5 Cost Drivers To Help You Make Accurate Expense Projections by Ken Kaufmann

You’ve created an amazing forecast of your sales, month-by-month, for the next five years. You’ve got a good handle on your variable expenses, so you can give a good projection of how much money you are going to have left after you sell your products and services to cover your overhead, or Selling, General, and Administrative (SG&A) expenses. Better yet, your forecast predicts that you’ll have some left over as profit.


Why the Best Innovations Are Incremental, Not Monumental by Gabor George Burt

Innovation is a vital ingredient for the sustainability of any organization, especially during these fast-changing times. If you don’t continuously re-imagine what you offer, you are in danger of quickly becoming obsolete. But what sort of innovation should you pursue? Moreover, do you need to invent something completely new in order to innovate, or is there a more practical path?

Many of the most successful innovations were not brought about by outright inventions but rather by reconfiguring existing technologies. They represent a refreshing shortcut for today’s businesses.


Will Innovation Solve All Our Problems? By Bob Hobcraft

This week the European commission issued its Innovation Union Competitive Report, it is long, detailed but thankfully has an executive summary. Start here. The upshot of the report, the headline is “Europe’s innovation emergency”. Innovation performance needs major improvements in many areas if (note if) the Europe 2020 strategy is to deliver on its promises. I don’t want to sound cynical but I just get the feeling of “no chance” will we deliver on the promises with where we are and what is facing us.


Innovation Matrix Reloaded by Tim Castelle

Since I put the Innovation Matrix together last year, we’ve been experimenting with it to see if it makes sense. I’ve used it in a couple of classes, and John and I have discussed it with a number of people that are actually responsible for innovation within their organizations. We’ve learned that the basic principle seems to resonate pretty strongly with people. We’ve also learned that the original configuration could use a bit of work (conversations withMark Dodgson and Kate Morrison also helped in this regard).


My Angel Investor Checklist by James Altucher

Due diligence checklist
– Talk to CEO
– Talk to heads of sales in each region
– Talk to customers
– Talk to end users (since sometimes the customers are resellers) 
– Do background checks on CEO, CFO, heads of sales 
– Talk to all of the other investors 

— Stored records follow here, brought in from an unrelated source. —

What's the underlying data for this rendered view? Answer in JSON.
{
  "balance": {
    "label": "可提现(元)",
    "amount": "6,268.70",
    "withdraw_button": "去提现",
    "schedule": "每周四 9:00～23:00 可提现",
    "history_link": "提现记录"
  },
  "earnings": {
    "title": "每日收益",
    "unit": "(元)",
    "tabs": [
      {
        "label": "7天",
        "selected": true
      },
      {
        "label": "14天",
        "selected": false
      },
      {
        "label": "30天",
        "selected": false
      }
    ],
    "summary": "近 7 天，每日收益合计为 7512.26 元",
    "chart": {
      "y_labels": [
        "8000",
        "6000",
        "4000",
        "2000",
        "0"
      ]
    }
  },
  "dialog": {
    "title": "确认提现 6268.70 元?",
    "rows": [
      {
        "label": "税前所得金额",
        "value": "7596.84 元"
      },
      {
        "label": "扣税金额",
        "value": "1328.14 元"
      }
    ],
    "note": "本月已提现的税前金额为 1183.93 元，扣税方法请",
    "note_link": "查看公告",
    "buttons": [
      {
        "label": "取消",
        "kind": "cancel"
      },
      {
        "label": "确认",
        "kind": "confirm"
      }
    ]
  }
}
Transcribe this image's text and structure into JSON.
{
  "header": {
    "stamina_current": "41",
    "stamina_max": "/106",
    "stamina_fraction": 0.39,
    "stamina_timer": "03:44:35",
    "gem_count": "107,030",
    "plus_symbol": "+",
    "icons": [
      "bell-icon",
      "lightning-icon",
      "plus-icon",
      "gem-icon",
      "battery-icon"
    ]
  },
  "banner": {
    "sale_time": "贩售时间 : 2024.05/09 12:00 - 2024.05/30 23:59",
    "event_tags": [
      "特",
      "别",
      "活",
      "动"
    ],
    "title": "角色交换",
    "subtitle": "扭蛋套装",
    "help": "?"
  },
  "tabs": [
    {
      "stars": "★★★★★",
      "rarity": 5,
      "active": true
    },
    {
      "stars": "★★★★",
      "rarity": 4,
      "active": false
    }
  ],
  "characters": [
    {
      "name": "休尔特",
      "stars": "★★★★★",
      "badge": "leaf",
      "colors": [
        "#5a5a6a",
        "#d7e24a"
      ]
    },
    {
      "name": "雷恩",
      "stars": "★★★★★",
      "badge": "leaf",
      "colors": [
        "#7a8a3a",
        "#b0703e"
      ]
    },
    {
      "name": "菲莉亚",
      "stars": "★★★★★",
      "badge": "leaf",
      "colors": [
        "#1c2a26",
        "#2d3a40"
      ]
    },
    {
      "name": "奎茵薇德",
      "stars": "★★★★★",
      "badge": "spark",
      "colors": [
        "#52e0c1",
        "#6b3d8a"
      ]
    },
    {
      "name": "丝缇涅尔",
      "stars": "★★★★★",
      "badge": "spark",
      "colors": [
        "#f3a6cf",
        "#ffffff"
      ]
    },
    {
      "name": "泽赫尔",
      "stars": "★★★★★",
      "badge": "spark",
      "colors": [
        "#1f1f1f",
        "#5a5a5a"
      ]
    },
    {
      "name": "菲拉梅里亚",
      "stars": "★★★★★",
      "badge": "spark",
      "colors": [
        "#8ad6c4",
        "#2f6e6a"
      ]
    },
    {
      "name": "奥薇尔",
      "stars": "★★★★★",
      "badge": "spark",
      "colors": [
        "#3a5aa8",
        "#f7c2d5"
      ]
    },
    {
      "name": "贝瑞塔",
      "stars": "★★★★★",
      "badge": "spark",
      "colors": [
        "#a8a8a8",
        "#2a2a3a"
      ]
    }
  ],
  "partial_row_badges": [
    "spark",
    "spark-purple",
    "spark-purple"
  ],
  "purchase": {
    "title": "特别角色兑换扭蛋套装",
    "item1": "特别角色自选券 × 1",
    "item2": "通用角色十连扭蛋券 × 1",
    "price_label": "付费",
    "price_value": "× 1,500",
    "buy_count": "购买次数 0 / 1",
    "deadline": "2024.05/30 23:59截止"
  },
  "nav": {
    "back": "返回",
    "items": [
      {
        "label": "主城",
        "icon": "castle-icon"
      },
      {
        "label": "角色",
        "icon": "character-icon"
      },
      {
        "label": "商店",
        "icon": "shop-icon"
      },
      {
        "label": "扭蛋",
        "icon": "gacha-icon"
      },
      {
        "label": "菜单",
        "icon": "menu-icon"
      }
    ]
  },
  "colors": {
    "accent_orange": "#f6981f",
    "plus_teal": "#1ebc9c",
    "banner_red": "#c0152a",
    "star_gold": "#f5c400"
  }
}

Although my general rule of thumb is, I don’t want to have any meetings. You know the secret to a quick meeting? No chairs and no donuts. Even quicker? Just use the phone and stay at home. That’s my meeting of preference. With the above checklist I actually think angel investors have a strong edge over “professional” venture capital investors. They have a strong network but good angels have a strong network too (particularly with the rise of companies like AngelList). And if you follow rule No. 1 and piggyback with the best venture capitalists, then it’s the best of every world. And look, the more VCs who make money, the more I will. On top of that, I hope to God we have a pretty strong bubble. Go Groupon!

My Angel Investor Checklist

Leadership and Mentoring by Mike Myatt

Leadership and mentoring go hand-in-hand. In fact, this is so much the case that I don’t believe a person qualifies as a leader unless they are a mentor. If you accept this premise as correct, then why is it that so many in positions of leadership fall woefully short in successfully transferring the benefits of their wisdom and experience to others? To the chagrin of many reading this post, I believe there is regrettably all too often a difference between someone who holds a leadership position, and that of a mature, effective leader. In the text that follows, I’ll share a few thoughts on not only the benefits of mentoring, but how to do it effectively.


How To Calculate The Size Of Your Sales Force by Mike Periu

If you grow your sales force too quickly it can be a huge problem. For starters, you may not have the expertise to manage it, and there may not be an established market or sales process in place for them to follow—leading to wasted time and money. It can also lead to frustration and disenchantment, which sooner or later morphs into high turnover.